Mezcal makes you magic

By Christmas Day, Shiloh had adjusted to the time zone, so at 6:30am, Andrew and Shiloh hit the empty streets to allow Emerson to sleep. They wandered for three hours before Emerson emerged, recharged, and ready for the day.

Coco picked us up from our hotel and kindly insisted we go first to his favorite spot to learn how textiles are made. Emerson was so attentive as the artisan explained their process. First, they gather the animal furs, then washing them with a natural soap, brush, spin, dye and weave. It’s simple enough to explain, and remarkable to see done. The artisan showed us how to find colors from the most unexpected places, like using pomegranate seeds to create green dye and the dried and crushed fungus that grows off a cactus to make purple.

By mid-day it was back to our regularly scheduled program: a mezcal tasting. Mezcal is made from agave plants that, depending on the type, can take between 7-15 years to grow. Some agave plants can be farmed, while others are more similar to truffles and can only be cultivated in the wild. In a wildly simplified explanation, the leaves are cut from the agave leaving a huge, heavy pineapple-like plant that is cooked beneath the ground in a fire for 7-10 days, then crushed by a giant rock pulled by a mule, then double distilled (single distillation could cause blindness), then, ta-da! Mezcal! Emerson was given a juice tasting to match our collection of mezcals. Andrew learned about the different mezcal varietals, and I learned that I really only like mezcal in cocktail form. In Oaxaca, mezcal is consumed daily because “Mezcal doesn’t make you drunk. It makes you magic.”

On our way back to the hotel we stopped to see the widest tree in the world and the small town that prides itself on their tree.

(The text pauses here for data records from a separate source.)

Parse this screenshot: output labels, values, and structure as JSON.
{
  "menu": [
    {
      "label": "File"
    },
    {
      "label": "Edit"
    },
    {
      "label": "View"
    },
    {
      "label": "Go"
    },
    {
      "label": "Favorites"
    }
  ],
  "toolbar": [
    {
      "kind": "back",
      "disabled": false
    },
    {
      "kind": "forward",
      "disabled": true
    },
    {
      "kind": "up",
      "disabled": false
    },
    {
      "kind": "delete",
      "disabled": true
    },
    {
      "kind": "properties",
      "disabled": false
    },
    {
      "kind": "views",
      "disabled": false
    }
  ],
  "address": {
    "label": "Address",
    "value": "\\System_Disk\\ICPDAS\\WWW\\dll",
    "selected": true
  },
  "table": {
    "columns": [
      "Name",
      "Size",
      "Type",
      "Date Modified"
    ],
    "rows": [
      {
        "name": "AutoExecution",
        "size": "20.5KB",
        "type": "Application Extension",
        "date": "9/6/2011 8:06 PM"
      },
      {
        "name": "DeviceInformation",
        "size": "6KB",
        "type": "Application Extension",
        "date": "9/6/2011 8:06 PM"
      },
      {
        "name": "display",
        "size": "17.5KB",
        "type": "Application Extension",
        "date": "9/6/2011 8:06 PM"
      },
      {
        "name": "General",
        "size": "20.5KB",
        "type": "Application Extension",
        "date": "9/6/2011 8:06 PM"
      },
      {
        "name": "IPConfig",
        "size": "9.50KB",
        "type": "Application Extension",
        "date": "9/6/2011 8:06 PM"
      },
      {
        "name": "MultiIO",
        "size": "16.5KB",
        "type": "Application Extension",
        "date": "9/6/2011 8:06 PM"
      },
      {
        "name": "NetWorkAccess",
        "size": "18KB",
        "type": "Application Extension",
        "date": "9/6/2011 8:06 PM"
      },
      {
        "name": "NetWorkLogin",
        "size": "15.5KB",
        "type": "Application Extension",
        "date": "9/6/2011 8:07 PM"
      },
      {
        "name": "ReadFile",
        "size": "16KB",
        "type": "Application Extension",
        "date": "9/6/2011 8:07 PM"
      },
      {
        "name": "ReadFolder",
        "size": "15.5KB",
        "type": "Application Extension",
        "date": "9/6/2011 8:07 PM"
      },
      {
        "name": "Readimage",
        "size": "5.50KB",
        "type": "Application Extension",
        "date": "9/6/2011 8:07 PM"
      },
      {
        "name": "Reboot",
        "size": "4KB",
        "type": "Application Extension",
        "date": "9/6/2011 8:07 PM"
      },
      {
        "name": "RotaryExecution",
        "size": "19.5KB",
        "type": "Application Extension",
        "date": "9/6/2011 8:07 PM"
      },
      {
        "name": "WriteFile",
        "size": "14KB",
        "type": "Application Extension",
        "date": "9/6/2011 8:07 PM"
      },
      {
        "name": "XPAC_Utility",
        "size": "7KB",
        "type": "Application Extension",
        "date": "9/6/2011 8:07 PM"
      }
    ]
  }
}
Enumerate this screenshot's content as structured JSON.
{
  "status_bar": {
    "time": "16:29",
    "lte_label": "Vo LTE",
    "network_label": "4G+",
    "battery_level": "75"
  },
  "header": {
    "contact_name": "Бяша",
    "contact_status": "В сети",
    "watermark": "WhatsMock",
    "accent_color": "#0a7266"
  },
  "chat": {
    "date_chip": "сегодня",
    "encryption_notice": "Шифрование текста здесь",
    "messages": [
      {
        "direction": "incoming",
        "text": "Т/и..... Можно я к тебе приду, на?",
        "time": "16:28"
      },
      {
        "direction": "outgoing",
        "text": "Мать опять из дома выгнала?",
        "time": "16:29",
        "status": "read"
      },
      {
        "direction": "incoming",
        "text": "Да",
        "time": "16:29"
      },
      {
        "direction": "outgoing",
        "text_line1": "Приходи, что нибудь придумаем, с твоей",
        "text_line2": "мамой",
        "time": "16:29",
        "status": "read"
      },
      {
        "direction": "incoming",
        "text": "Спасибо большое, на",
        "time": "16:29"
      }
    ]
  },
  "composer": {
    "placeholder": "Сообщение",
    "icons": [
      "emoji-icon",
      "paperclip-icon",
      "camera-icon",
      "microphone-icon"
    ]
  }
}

At dinner that night, Emerson ate his pasta by the handful, explaining to Shiloh that he’d ordered his own food. Shiloh consumed his weight in octopus, and we all went to bed happy.